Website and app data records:
══════

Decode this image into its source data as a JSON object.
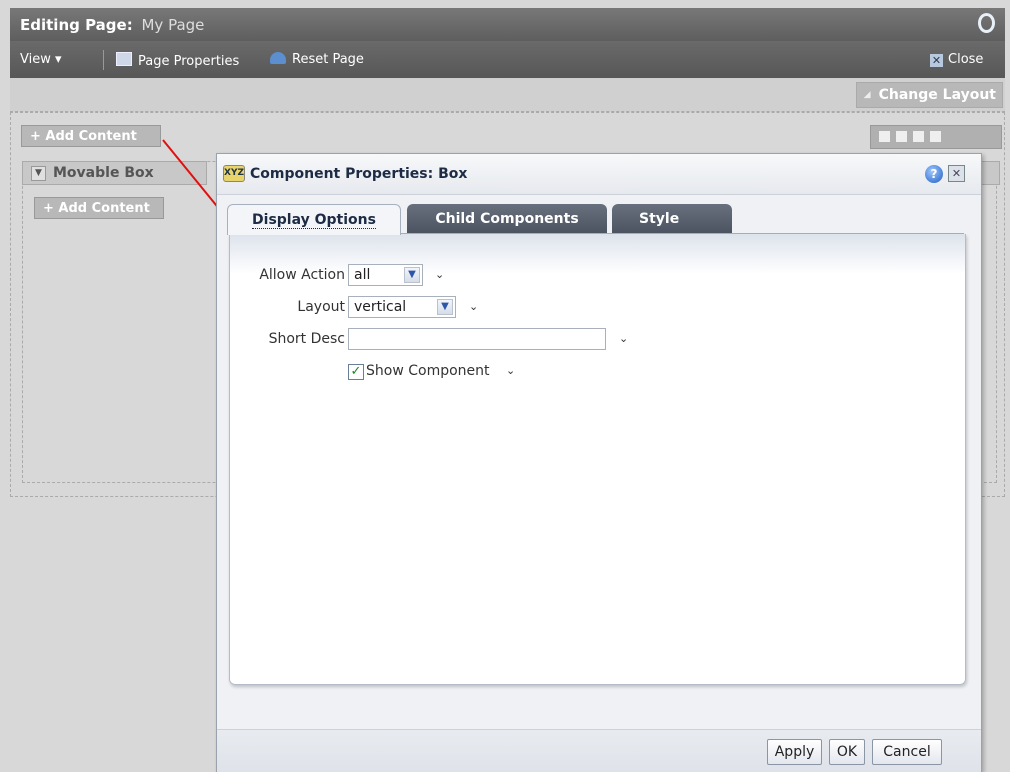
{
  "window": {
    "title_prefix": "Editing Page:",
    "page_name": "My Page"
  },
  "toolbar": {
    "view_label": "View ▾",
    "page_properties_label": "Page Properties",
    "reset_page_label": "Reset Page",
    "close_label": "Close"
  },
  "page": {
    "change_layout_label": "Change Layout",
    "add_content_label": "+ Add Content",
    "movable_box_label": "Movable Box",
    "box_add_content_label": "+ Add Content"
  },
  "dialog": {
    "title": "Component Properties: Box",
    "help_icon": "?",
    "close_icon": "✕",
    "icon_text": "XYZ",
    "tabs": [
      {
        "label": "Display Options",
        "selected": true
      },
      {
        "label": "Child Components",
        "selected": false
      },
      {
        "label": "Style",
        "selected": false
      }
    ],
    "fields": {
      "allow_action_label": "Allow Action",
      "allow_action_value": "all",
      "layout_label": "Layout",
      "layout_value": "vertical",
      "short_desc_label": "Short Desc",
      "short_desc_value": "",
      "show_component_label": "Show Component",
      "show_component_checked": true
    },
    "buttons": {
      "apply": "Apply",
      "ok": "OK",
      "cancel": "Cancel"
    }
  },
  "colors": {
    "titlebar": "#6a6a6a",
    "annotation_arrow": "#e01010",
    "tab_inactive": "#555e6a"
  }
}
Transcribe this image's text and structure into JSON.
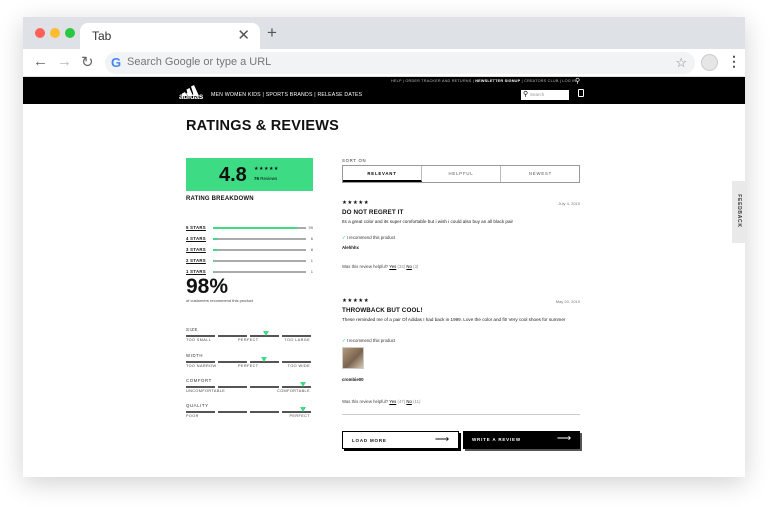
{
  "browser": {
    "tab_title": "Tab",
    "tab_close": "✕",
    "new_tab": "+",
    "omnibox_placeholder": "Search Google or type a URL",
    "back": "←",
    "forward": "→",
    "reload": "↻",
    "star": "☆",
    "menu": "⋮",
    "google_g": "G",
    "traffic_colors": [
      "#ff5f57",
      "#febc2e",
      "#28c840"
    ]
  },
  "site": {
    "logo_text": "adidas",
    "top_links": [
      "HELP",
      "ORDER TRACKER AND RETURNS",
      "NEWSLETTER SIGNUP",
      "CREATORS CLUB",
      "LOG IN"
    ],
    "nav_items": [
      "MEN",
      "WOMEN",
      "KIDS",
      "SPORTS",
      "BRANDS",
      "RELEASE DATES"
    ],
    "search_placeholder": "Search",
    "accent": "#3ddc84"
  },
  "ratings": {
    "title": "RATINGS & REVIEWS",
    "score": "4.8",
    "score_stars": "★★★★★",
    "review_count": "76",
    "review_count_label": "Reviews",
    "breakdown_title": "RATING BREAKDOWN",
    "breakdown": [
      {
        "label": "5 STARS",
        "count": "59",
        "fraction": 0.9
      },
      {
        "label": "4 STARS",
        "count": "6",
        "fraction": 0.04
      },
      {
        "label": "3 STARS",
        "count": "8",
        "fraction": 0.04
      },
      {
        "label": "2 STARS",
        "count": "1",
        "fraction": 0.01
      },
      {
        "label": "1 STARS",
        "count": "1",
        "fraction": 0.01
      }
    ],
    "recommend_pct": "98%",
    "recommend_text": "of customers recommend this product",
    "fit": [
      {
        "title": "SIZE",
        "left": "TOO SMALL",
        "middle": "PERFECT",
        "right": "TOO LARGE",
        "level": 0.65
      },
      {
        "title": "WIDTH",
        "left": "TOO NARROW",
        "middle": "PERFECT",
        "right": "TOO WIDE",
        "level": 0.63
      },
      {
        "title": "COMFORT",
        "left": "UNCOMFORTABLE",
        "middle": "",
        "right": "COMFORTABLE",
        "level": 0.95
      },
      {
        "title": "QUALITY",
        "left": "POOR",
        "middle": "",
        "right": "PERFECT",
        "level": 0.95
      }
    ]
  },
  "sort": {
    "label": "SORT ON",
    "options": [
      "RELEVANT",
      "HELPFUL",
      "NEWEST"
    ],
    "active": 0
  },
  "reviews": [
    {
      "stars": "★★★★★",
      "date": "July 4, 2019",
      "title": "DO NOT REGRET IT",
      "body": "Its a great color and its super comfortable but i wish i could also buy an all black pair",
      "recommend": "I recommend this product",
      "author": "Alehhhx",
      "helpful_q": "Was this review helpful?",
      "yes": "Yes",
      "yes_count": "(34)",
      "no": "No",
      "no_count": "(3)"
    },
    {
      "stars": "★★★★★",
      "date": "May 20, 2019",
      "title": "THROWBACK BUT COOL!",
      "body": "These reminded me of a pair Of Adidas I had back in 1999. Love the color and fit! Very cool shoes for summer",
      "recommend": "I recommend this product",
      "author": "crombie00",
      "helpful_q": "Was this review helpful?",
      "yes": "Yes",
      "yes_count": "(47)",
      "no": "No",
      "no_count": "(11)"
    }
  ],
  "buttons": {
    "load_more": "LOAD MORE",
    "write_review": "WRITE A REVIEW",
    "arrow": "⟶"
  },
  "feedback": "FEEDBACK"
}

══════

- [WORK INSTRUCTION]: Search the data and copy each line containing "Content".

- [ANSWER SPACE]:
    "add_content_label": "+ Add Content",
    "box_add_content_label": "+ Add Content"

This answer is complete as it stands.